Stored entries
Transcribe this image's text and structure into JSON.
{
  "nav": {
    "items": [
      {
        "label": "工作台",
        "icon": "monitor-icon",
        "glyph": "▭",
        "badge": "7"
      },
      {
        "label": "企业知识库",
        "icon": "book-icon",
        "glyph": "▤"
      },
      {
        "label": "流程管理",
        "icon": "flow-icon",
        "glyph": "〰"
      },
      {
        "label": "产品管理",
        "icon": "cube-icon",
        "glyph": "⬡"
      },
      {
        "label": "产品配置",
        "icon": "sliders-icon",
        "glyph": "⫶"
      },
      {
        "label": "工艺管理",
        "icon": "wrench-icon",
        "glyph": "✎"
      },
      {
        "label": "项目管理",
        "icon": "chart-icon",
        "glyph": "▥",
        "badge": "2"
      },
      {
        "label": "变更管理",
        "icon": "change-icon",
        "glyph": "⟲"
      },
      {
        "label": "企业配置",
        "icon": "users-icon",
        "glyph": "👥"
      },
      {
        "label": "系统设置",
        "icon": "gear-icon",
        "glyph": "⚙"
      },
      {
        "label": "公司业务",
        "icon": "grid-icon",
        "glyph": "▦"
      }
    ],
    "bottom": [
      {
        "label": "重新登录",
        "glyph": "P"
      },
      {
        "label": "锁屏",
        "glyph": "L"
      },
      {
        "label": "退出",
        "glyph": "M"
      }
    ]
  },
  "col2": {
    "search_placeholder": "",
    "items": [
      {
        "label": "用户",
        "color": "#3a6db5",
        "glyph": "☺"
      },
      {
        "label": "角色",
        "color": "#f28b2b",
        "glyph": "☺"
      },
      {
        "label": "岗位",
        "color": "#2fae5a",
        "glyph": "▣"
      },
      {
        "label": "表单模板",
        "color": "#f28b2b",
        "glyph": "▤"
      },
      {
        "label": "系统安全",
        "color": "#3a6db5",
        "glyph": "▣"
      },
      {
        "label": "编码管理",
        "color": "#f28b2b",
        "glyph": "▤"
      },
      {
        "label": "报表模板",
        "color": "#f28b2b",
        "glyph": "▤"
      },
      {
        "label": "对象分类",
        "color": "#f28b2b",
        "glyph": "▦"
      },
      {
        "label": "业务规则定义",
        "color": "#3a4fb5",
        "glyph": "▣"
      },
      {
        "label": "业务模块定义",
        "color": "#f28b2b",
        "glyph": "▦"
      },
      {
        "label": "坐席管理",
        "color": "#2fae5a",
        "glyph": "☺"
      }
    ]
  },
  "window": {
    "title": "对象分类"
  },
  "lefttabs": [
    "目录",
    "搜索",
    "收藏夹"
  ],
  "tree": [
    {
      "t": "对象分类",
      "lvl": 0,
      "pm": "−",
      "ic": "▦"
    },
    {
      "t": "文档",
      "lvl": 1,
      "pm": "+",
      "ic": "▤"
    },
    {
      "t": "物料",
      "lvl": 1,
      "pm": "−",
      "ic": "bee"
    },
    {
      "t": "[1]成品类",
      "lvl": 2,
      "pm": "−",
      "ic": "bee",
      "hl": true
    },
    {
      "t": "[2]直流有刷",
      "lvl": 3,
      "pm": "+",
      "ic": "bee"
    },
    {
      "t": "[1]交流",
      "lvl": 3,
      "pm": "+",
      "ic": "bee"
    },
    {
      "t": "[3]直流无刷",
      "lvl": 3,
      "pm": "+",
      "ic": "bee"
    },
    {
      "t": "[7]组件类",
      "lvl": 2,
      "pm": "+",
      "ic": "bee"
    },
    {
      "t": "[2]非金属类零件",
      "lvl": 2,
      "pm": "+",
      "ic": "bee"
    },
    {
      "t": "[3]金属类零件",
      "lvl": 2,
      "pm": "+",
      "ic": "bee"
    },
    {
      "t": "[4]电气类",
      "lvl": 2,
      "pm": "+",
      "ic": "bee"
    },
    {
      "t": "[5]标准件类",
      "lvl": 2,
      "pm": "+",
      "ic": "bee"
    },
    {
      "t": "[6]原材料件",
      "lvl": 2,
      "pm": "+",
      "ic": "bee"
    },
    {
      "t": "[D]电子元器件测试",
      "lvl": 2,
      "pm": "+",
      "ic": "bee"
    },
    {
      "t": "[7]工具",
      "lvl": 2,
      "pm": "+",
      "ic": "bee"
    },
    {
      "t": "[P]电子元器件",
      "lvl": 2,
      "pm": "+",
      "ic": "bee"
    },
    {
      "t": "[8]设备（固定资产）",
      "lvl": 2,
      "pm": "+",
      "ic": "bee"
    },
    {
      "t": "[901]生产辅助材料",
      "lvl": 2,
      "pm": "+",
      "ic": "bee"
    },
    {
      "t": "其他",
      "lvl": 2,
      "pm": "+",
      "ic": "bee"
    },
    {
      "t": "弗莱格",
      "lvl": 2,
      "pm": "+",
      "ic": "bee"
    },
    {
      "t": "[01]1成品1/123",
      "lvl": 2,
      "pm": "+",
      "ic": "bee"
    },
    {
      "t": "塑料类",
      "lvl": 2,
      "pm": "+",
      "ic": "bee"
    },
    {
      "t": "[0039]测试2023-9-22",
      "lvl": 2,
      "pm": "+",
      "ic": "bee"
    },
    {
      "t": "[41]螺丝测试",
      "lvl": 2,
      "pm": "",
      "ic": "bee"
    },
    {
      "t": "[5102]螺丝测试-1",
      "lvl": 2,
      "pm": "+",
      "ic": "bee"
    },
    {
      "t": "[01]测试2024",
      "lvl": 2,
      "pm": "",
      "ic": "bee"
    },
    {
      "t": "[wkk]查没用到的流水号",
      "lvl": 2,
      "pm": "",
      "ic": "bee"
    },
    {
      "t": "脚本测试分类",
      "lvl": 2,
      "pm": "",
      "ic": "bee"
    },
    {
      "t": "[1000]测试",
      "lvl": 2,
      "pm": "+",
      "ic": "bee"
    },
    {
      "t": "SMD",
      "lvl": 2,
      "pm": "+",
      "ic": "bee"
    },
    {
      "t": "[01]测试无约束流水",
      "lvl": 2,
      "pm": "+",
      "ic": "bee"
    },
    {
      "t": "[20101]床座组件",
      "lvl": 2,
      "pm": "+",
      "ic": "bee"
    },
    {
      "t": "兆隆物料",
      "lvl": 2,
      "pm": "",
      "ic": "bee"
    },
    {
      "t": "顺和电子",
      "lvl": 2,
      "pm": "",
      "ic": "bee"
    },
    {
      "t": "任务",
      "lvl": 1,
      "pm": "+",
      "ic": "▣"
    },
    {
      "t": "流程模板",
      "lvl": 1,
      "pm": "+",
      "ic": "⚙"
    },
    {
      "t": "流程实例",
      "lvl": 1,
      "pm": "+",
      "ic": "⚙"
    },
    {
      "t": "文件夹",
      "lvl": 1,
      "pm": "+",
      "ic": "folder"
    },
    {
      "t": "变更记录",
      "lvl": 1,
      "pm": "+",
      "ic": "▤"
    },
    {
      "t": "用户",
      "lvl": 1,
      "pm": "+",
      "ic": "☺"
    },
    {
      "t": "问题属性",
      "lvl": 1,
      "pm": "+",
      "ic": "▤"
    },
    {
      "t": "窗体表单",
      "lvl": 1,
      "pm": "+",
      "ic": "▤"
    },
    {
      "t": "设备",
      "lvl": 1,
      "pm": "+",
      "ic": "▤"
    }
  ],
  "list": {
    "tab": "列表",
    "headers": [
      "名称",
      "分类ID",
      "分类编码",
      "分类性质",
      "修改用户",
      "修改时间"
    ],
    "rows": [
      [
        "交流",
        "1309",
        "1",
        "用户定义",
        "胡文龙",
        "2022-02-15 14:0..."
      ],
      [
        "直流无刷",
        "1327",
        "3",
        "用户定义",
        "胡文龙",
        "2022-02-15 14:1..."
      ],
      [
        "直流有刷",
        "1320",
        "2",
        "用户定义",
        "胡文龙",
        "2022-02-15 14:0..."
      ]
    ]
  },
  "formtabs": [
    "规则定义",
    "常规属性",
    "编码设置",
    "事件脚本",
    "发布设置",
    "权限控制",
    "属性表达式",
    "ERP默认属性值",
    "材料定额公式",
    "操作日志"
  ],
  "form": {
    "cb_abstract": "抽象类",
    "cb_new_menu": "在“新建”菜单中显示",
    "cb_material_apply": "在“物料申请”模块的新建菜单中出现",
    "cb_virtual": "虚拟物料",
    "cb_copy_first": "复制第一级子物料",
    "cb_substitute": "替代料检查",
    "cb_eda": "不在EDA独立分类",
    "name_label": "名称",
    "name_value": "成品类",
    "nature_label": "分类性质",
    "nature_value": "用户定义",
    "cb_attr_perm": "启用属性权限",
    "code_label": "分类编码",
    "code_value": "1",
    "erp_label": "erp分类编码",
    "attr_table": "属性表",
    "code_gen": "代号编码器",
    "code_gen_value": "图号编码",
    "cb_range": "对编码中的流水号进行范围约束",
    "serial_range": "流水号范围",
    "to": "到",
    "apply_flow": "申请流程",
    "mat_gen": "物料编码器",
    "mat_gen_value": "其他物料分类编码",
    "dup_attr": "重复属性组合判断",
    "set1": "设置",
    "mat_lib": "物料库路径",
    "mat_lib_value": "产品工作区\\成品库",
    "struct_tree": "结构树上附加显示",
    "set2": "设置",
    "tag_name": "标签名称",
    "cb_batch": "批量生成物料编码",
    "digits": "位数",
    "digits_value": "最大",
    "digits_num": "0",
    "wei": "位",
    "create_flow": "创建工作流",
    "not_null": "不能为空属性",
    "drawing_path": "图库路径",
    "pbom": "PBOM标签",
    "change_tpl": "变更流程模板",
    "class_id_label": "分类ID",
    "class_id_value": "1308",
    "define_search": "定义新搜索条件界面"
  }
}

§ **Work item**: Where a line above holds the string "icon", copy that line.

§ **Answer box**:
        "icon": "monitor-icon",
        "icon": "book-icon",
        "icon": "flow-icon",
        "icon": "cube-icon",
        "icon": "sliders-icon",
        "icon": "wrench-icon",
        "icon": "chart-icon",
        "icon": "change-icon",
        "icon": "users-icon",
        "icon": "gear-icon",
        "icon": "grid-icon",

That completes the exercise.